I'll tell you one thing about Brussels: it ain't Paris. And it's not Rome. And it's certainly not Frankfurt. It's...Brussels. Having spent time there on business on more than one occasion, I can tell you that the word that comes to mind quickest when I think of Brussels is "quaint". Brussels is definitely quaint. Quaint is not such a bad thing when you're in you're forty-something. I've come to admire the quiet surroundings, the overall lack of graffiti on the buildings, and the...how can I say it..."partly-to-mostly cloudy skies" that seem to be ever-present. I don't think I've ever stepped off the plain and thought to myself, "I'm in Brussels! Time to Parrrttyyy!"
What I have enjoyed, and what I do look forward to, are the parks of Brussels. I'm an avid runner/walker and the temperate climate and seemingly endless greenery in Brussels is perfect for a daily jog. The place I frequent the most is Brussels's largest public park, called the Bois de la Cambre (you can get there by car or by taking tram 23, 90, 93, or 94). Bois de la Cambre has been referred to as the Central Park of Brussels. A bit arrogant of a description I suppose, but good enough. Bois de la Cambre starts near the top of Louise Avenue in the southern section of Brussels. Bois de la Cambre is a park in every sense of the word.
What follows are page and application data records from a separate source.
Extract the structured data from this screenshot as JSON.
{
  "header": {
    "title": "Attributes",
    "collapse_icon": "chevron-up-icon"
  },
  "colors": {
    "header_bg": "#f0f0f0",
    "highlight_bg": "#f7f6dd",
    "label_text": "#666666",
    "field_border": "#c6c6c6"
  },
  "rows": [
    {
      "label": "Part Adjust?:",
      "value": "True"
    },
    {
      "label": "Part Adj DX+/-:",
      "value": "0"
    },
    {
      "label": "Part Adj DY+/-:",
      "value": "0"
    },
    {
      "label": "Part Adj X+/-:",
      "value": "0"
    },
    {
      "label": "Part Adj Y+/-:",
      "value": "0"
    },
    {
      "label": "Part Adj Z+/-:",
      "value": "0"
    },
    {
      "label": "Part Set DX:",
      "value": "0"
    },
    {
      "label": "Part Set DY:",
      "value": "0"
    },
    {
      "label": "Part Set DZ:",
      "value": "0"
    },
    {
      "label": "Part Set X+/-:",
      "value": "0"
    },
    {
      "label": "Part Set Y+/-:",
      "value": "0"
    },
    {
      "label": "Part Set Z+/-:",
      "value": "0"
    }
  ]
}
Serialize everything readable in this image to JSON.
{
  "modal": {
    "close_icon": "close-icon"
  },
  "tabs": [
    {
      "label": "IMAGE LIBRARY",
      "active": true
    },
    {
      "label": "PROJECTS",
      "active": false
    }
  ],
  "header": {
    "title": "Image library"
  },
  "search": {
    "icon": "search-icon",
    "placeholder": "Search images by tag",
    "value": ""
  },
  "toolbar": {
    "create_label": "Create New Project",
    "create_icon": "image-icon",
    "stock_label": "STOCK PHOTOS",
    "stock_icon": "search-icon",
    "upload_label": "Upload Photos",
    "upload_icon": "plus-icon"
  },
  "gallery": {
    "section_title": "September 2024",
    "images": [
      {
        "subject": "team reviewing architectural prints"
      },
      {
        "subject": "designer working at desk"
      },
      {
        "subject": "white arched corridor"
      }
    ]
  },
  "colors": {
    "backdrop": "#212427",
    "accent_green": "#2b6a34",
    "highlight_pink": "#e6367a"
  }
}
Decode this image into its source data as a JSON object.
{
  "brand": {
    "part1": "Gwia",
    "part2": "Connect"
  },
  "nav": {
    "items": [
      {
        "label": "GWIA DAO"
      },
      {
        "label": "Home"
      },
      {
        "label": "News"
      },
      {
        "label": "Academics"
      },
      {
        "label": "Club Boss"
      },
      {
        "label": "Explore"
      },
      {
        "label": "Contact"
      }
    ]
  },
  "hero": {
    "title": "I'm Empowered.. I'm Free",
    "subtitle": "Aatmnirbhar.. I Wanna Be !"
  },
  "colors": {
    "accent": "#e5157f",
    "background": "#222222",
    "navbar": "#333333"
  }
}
Here you can find people jogging (like myself), biking, snuggling off in a corner and even playing pick-up games of rugby and soccer.
In the middle of Bois de la Cambre sits a small lake with an island in its center that visitors can reach by taking a small pontoon boat. On those few weekends when the sun actually comes out and stays put for awhile, you better believe the park gets crowded fast. The only negative comment I could regarding the park is that a few intersecting roads means you have to keep an eye on the kids.
Sequestered off on a few acres it can call its own is the Tennis Bois de la Cambre, better known as the Park Tennis Club. Very popular throughout the year (regardless of the weather) the Tennis Bois de la Cambre is one of the more trendy sports clubs in the area. The Tennis Club has six courts and a restaurant. The average price per hour is about 12 euro. The club operates seven days a weeks and players need to register in advance as the courts fill up quickly.
Getting back to the park itself, Bois de la Cambre has a kind of "pre-park" on the Louis Avenue entrance. Visitors will enjoy snapping a picture or two of the tranquil grounds of the Abbaye de la Cambre (Abbey of la Cambre). The Abbey was founded in 1201, but any religious underpinnings have long since vanished. The buildings now house a geographical institute. Interesting all the same.
Moving on (or jogging on, in my case) to the South of Bois de la Cambre, sits the Forêt de Soignes. Not a park in the "playground" sense, but a sprawling forest that stretches almost to Waterloo. A great place to go for a walk or run. And a perfect location to get away from the traffic and congestion of the inner city.
Finally, the Parc du Cinquantenaire - constructed in honor of Belgium's independence in 1830 - actually saw its evolution begin in the late 1870's and wasn't officially completed until well in the 20th century. But it truly is a sight to behold. Full of opulent gardens and flanked by several fine museums, this really is a great place to spend the day or at least do a little jogging.
There are other parks within Brussels. These are the best to my knowledge. The rest are for you to find out!